Originally created 02/05/06

Dozens of Olympic Web sites cheer athletes



The Michelle Kwan Guardian Angels boast of more than 800 Internet members who vow to love and protect the American figure skater from bashing in chat rooms or message boards.

They must have been sending good vibes her way during her performance for a five-person monitoring committee in Los Angeles on Jan. 28, where she protected her spot on the U.S. Olympic team by proving she is healthy enough to compete in Turin.

So what if that site - www.dianesrink.com/mkga/ - hasn't been updated in nearly three years? It is interesting nonetheless, with a membership breakdown by state and country.

Dozens of Olympic-related fan sites have been established for everyone from outspoken Alpine skier Bode Miller www.fans.bodelicious.net to speedskater Apolo Anton Ohno www.apoloportal.net and www.ohnozone.net, and many athletes have their own personal sites, too - such as Miller's www.bodemillerusa.com and Ohno's www.apoloantonohno.com.
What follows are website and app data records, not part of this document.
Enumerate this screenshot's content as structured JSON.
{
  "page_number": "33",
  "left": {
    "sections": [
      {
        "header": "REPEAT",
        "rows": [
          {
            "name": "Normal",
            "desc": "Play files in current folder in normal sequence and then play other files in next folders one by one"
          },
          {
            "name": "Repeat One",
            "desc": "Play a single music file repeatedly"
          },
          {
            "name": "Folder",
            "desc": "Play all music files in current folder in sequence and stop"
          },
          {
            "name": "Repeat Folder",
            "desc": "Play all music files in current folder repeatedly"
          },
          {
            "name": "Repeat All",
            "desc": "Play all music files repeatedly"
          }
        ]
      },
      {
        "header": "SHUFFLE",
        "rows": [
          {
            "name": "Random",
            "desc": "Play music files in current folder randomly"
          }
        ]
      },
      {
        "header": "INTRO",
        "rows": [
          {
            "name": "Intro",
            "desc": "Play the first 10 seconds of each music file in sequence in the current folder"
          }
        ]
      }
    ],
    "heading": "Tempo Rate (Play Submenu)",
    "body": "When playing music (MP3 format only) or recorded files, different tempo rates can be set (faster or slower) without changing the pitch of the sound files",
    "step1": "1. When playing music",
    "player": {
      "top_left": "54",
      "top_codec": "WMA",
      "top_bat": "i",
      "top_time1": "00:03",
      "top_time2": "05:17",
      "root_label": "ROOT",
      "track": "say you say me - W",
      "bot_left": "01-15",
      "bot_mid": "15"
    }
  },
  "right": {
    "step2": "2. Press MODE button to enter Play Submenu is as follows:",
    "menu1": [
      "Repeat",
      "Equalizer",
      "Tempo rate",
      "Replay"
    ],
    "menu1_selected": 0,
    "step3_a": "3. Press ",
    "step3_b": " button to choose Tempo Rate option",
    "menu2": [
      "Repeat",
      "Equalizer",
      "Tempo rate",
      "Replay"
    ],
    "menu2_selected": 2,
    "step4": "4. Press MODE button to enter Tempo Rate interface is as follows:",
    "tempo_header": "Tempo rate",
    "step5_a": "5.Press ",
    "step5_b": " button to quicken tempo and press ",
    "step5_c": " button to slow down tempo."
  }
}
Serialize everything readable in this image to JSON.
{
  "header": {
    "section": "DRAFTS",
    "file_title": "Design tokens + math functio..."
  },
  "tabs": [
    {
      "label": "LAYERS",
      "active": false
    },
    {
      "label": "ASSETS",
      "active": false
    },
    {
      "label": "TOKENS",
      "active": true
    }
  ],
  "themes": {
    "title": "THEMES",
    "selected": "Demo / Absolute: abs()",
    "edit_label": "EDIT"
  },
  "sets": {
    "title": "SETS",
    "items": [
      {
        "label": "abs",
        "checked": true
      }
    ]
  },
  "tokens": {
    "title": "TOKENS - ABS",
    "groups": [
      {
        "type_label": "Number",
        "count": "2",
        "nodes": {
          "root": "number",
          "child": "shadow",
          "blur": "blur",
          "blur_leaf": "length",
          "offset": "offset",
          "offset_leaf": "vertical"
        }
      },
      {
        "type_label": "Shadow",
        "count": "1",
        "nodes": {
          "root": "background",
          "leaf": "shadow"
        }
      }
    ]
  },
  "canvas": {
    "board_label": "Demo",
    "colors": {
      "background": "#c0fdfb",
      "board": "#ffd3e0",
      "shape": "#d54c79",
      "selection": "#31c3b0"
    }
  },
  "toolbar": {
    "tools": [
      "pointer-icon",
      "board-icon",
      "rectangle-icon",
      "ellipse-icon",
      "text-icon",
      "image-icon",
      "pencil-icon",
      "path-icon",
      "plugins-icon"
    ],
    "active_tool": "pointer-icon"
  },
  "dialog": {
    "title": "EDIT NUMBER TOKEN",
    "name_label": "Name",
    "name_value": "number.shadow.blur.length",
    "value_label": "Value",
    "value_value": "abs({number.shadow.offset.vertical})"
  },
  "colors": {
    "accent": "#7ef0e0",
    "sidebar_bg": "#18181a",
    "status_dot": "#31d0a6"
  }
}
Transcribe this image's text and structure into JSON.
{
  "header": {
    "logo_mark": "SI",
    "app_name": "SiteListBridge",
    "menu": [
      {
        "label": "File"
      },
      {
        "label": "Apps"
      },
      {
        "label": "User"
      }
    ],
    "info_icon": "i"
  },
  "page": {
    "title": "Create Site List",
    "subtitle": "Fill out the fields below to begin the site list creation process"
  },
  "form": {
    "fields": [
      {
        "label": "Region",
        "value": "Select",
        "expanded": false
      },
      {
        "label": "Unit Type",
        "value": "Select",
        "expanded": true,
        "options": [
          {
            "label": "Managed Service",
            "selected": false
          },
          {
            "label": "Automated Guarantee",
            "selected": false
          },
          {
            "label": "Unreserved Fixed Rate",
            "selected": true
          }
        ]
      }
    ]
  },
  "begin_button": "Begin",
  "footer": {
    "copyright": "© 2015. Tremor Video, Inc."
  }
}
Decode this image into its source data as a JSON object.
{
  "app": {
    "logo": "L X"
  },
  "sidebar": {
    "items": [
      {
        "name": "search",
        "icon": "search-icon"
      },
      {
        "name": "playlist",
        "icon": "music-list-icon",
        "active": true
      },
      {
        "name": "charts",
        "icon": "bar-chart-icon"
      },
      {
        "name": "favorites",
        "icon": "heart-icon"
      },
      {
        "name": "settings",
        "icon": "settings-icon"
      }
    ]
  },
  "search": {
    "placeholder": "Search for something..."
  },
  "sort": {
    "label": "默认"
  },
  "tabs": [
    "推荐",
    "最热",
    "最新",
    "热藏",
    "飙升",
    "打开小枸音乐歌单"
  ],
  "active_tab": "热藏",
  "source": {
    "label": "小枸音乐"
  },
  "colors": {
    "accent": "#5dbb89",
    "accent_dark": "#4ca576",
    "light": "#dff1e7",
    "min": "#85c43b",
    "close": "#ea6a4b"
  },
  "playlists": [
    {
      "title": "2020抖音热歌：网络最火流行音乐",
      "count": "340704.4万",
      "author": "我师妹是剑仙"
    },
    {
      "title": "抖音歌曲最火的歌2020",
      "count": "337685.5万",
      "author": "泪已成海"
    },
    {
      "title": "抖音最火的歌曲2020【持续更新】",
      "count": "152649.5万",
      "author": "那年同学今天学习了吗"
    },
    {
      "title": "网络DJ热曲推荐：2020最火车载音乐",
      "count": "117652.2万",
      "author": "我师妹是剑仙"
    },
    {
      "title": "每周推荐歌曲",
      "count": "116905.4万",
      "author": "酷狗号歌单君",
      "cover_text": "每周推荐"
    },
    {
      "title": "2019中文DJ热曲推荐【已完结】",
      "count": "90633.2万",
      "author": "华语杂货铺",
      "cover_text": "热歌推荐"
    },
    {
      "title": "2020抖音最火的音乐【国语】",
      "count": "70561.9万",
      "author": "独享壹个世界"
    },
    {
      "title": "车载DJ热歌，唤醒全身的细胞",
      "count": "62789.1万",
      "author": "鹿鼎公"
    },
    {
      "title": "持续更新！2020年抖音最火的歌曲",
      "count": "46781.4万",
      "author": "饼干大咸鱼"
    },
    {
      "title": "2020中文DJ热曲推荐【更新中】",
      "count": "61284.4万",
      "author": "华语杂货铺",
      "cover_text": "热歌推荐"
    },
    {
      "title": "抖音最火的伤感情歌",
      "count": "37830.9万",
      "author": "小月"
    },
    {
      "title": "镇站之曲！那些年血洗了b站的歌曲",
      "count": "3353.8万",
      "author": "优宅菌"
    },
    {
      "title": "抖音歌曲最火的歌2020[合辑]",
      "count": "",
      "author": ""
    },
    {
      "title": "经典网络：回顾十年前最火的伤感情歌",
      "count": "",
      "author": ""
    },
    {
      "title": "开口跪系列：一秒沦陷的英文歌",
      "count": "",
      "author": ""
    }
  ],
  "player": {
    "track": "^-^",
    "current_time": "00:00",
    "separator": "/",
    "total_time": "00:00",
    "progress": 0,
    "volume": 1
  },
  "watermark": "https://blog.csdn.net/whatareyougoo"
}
At www.offthepodium.com, with its cool graphics, great black-and-white images of athletes from various sports and entertaining bio pages meant to target teenagers and 20-somethings, it's revealed that U.S. men's snowboarder Shaun White always carries his shark tooth necklace, a pumpkin carving knife and a spinning wheel "for throwing clay on the road." He also cooks a killer vodka penne pasta.

"With the veggies and vodka cream sauce, it's really good," he says.

Viewers also can learn there that Alpine skier Julia Mancuso's best Halloween costume was when she dressed up as the Statue of Liberty and made a torch out of tin foil. Click on music and nightlife to find athletes' music recommendations, favorite cities, top restaurants and nightclub picks.

Norwegian freestyle skier Kari Traa, the gold medalist in moguls four years ago in Salt Lake City, offers her own Web site www.karitraa.com in four languages: Norwegian, English, German and French - a gondola glides across the screen over images of snowcapped mountains until you select a language. Proceed and find out how to purchase clothing with her funky sportswear label, or get updates on her Olympic preparation.

For those who jump on the curling bandwagon every four years, www.curlgirls.com offers all the necessary insight about the American women, while www.curlingbasics.com explains basic curling situations and strategy through animated examples.

Follow U.S. women's hockey defenseman and three-time Olympian Angela Ruggiero's journal entries leading up to the Olympics, look at photos and get the chance to purchase the 26-year-old's autobiography on www.angelaruggiero.com.

Log onto www.alanalborn.us to meet U.S. ski jumper Alan Alborn, competing in his third Olympics. Alborn had knee surgery after the 2002 Olympics and retired briefly, returning to his native Alaska to start an excavating business with his father before realizing he wasn't ready to give up jumping for good.

Figure skater Sasha Cohen has her share of sites. At www.sashafans.com, find out that Cohen loves to eat lobster, coffee ice cream and meringues, that her favorite actress is Julia Roberts and that she reads the Harry Potter series in her spare time. Her own site, www.sashacohen.com, describes her recent appearance on Jay Leno's show.

"When they called me to come on stage, I was just a little nervous but not much," she writes in her journal. "After skating by yourself on ice in front of thousands of people, there isn't much to get nervous about."

Her site lists her short and long programs dating back to 1999, and provides a photo gallery with pictures from as far back as her childhood days as a rookie performer.

U.S. cross-country sprint skier Andrew Newell - also an avid aerials guy using Nordic skis off homemade jumps - started his own business, www.xskifilms.com, in 2002 with the mission "to promote the sport of Nordic skiing with our movies and increase the level of competition here in America."

For those devoted to trading or collecting Olympic pins, www.classicpins.com and www.pindemonium.com offer dozens of design options.

And at www.roots.com, Ohno models the 2006 version of the U.S. Olympic team beret that the Americans debuted in Salt Lake City in 2002. Not surprisingly, it is offered in red, white and blue.